Mourning customs focus of anniversary presentation


By Heather Lusk

To commemorate the 150th anniversary of the end of the Civil War and the assassination of President Lincoln, the Zionsville Historical Society will present “In Memory of Our Dear One” – a program on the mourning customs of the 19th century.



“This is a very special year for us,” said Zionsville Historical Society President Ralph Stacy. “President Lincoln’s inaugural train stopped briefly in Zionsville in 1860 and, of course, Lincoln’s funeral train came right through town again in 1865. Zionsville was a very young, small community—just 13 years old with a population of about 250 people, but we played an important part in the history of that time.”

The free program will be presented by Nancy Perzzo and Karen Patton of Bloomington, Ill., at the Zionsville Lions Clubhouse on June 28 at 1 p.m. Pezzo and Patton specialize in Victorian and Edwardian history and are involved with the Lincoln Funeral Coalition in Springfield, Ill.

Their presentation uses props, music and visuals with both ladies in full period costumes. According to materials from Perzzo and Patton, “Victorians understood that death was an everyday part of life and that there were many rules of mourning etiquette expected to be followed.”

“We’re trying to attract people who are interested in history generally,” said Lynne Manning, “and present a program that has a more broad appeal than with a Zionsville focus.”

“This is a slightly new direction for us in trying to interest new people,” she said.

According to Manning the Zionsivlle Hisotircal Society was incorporated in 1962 and initially comprised of people who had been a part of Zionsville for generations.

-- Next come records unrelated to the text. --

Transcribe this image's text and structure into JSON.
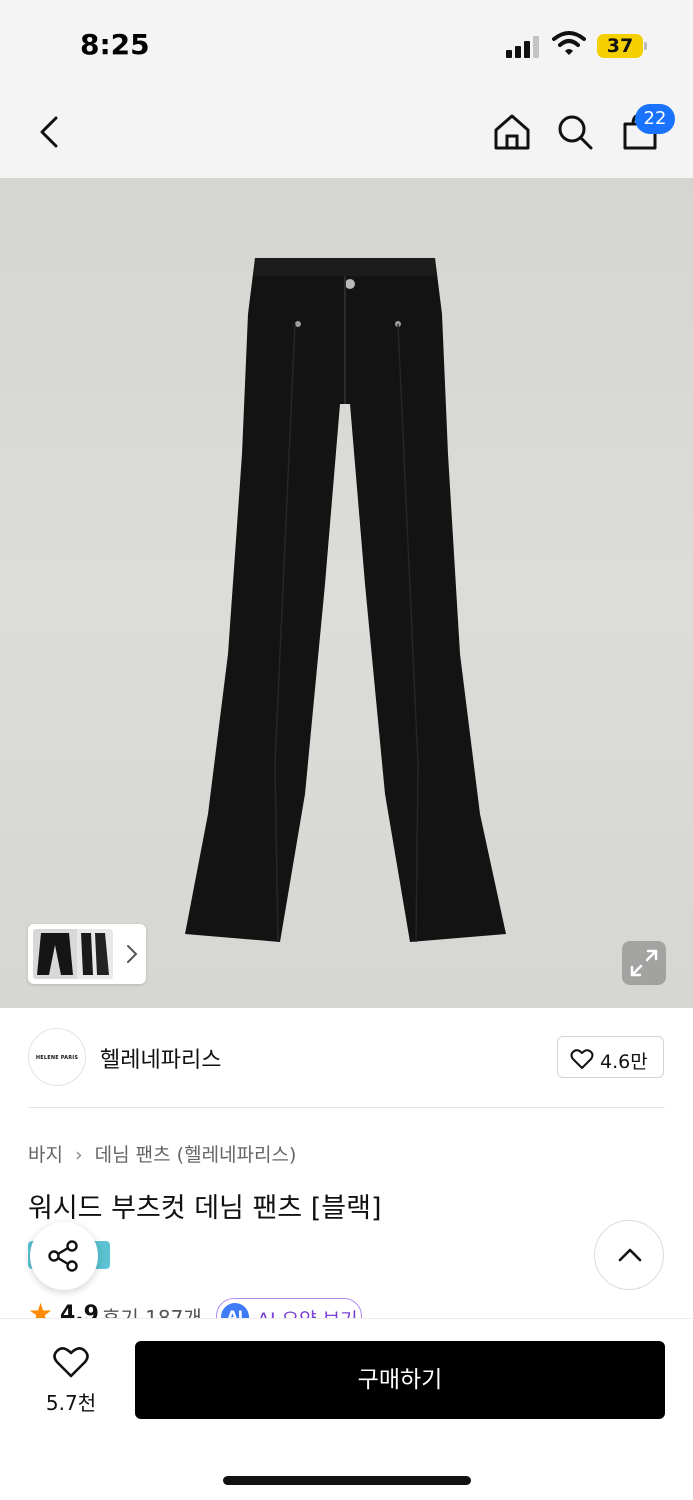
{
  "status_bar": {
    "time": "8:25",
    "battery": "37",
    "icons": [
      "signal-icon",
      "wifi-icon",
      "battery-icon"
    ]
  },
  "nav": {
    "icons": [
      "back-icon",
      "home-icon",
      "search-icon",
      "shopping-bag-icon"
    ],
    "cart_badge": "22"
  },
  "gallery": {
    "icons": [
      "thumbnail-chevron-icon",
      "expand-icon"
    ]
  },
  "brand": {
    "logo_text": "HELENE PARIS",
    "name": "헬레네파리스",
    "like_count": "4.6만"
  },
  "product": {
    "breadcrumb": [
      "바지",
      "데님 팬츠 (헬레네파리스)"
    ],
    "title": "워시드 부츠컷 데님 팬츠 [블랙]",
    "rating": "4.9",
    "review_count": "후기 187개",
    "ai_chip_icon_text": "AI",
    "ai_chip_label": "AI 요약 보기"
  },
  "bottom": {
    "wish_count": "5.7천",
    "buy_label": "구매하기"
  },
  "colors": {
    "accent_blue": "#1a73ff",
    "star": "#ff8a00",
    "ai_purple": "#7a3fd6",
    "buy_bg": "#000000"
  }
}
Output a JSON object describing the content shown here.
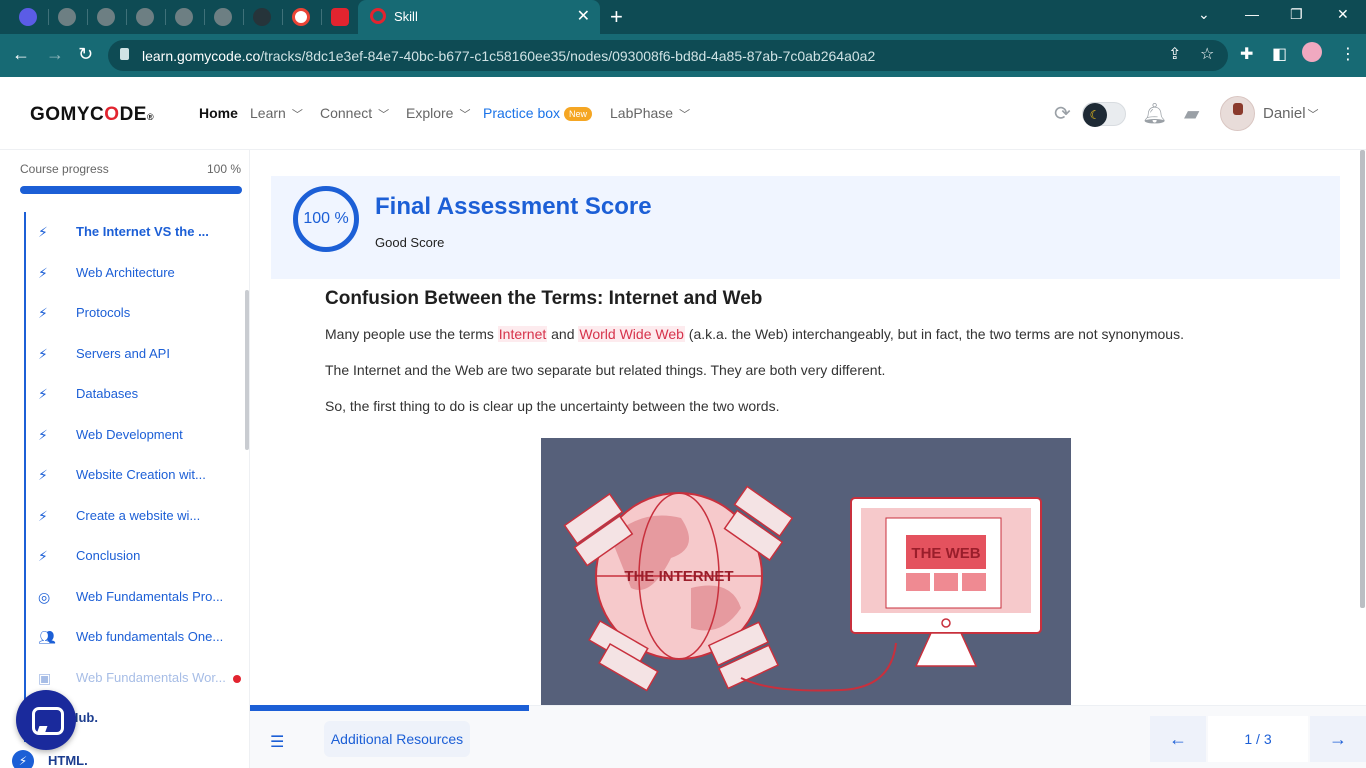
{
  "browser": {
    "active_tab_title": "Skill",
    "new_tab_symbol": "+",
    "url_host": "learn.gomycode.co",
    "url_path": "/tracks/8dc1e3ef-84e7-40bc-b677-c1c58160ee35/nodes/093008f6-bd8d-4a85-87ab-7c0ab264a0a2"
  },
  "header": {
    "logo_text_a": "GOMYC",
    "logo_text_o": "O",
    "logo_text_b": "DE",
    "logo_mark": "®",
    "nav": {
      "home": "Home",
      "learn": "Learn",
      "connect": "Connect",
      "explore": "Explore",
      "practice": "Practice box",
      "practice_badge": "New",
      "labphase": "LabPhase"
    },
    "user_name": "Daniel"
  },
  "sidebar": {
    "progress_label": "Course progress",
    "progress_value": "100 %",
    "progress_fraction": 1.0,
    "lessons": [
      {
        "label": "The Internet VS the ...",
        "icon": "bolt-icon"
      },
      {
        "label": "Web Architecture",
        "icon": "bolt-icon"
      },
      {
        "label": "Protocols",
        "icon": "bolt-icon"
      },
      {
        "label": "Servers and API",
        "icon": "bolt-icon"
      },
      {
        "label": "Databases",
        "icon": "bolt-icon"
      },
      {
        "label": "Web Development",
        "icon": "bolt-icon"
      },
      {
        "label": "Website Creation wit...",
        "icon": "bolt-icon"
      },
      {
        "label": "Create a website wi...",
        "icon": "bolt-icon"
      },
      {
        "label": "Conclusion",
        "icon": "bolt-icon"
      },
      {
        "label": "Web Fundamentals Pro...",
        "icon": "target-icon"
      },
      {
        "label": "Web fundamentals One...",
        "icon": "people-icon"
      },
      {
        "label": "Web Fundamentals Wor...",
        "icon": "workshop-icon"
      }
    ],
    "sections": [
      {
        "label": "& GitHub."
      },
      {
        "label": "HTML."
      }
    ]
  },
  "score": {
    "percent": "100 %",
    "title": "Final Assessment Score",
    "subtitle": "Good Score"
  },
  "article": {
    "title": "Confusion Between the Terms: Internet and Web",
    "p1_a": "Many people use the terms ",
    "p1_hl1": "Internet",
    "p1_b": " and ",
    "p1_hl2": "World Wide Web",
    "p1_c": " (a.k.a. the Web) interchangeably, but in fact, the two terms are not synonymous.",
    "p2": "The Internet and the Web are two separate but related things. They are both very different.",
    "p3": "So, the first thing to do is clear up the uncertainty between the two words.",
    "illustration_left": "THE INTERNET",
    "illustration_right": "THE WEB"
  },
  "bottom": {
    "resources_label": "Additional Resources",
    "page_indicator": "1 / 3"
  }
}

“Zionsivlle history was important to those people, but our community make up has changed,” said Manning. “They still have an interest in Zionsville history but it has a more global feel.”

“We want people to realize… that things that happened in other places had an impact on people who lived here,” said Manning.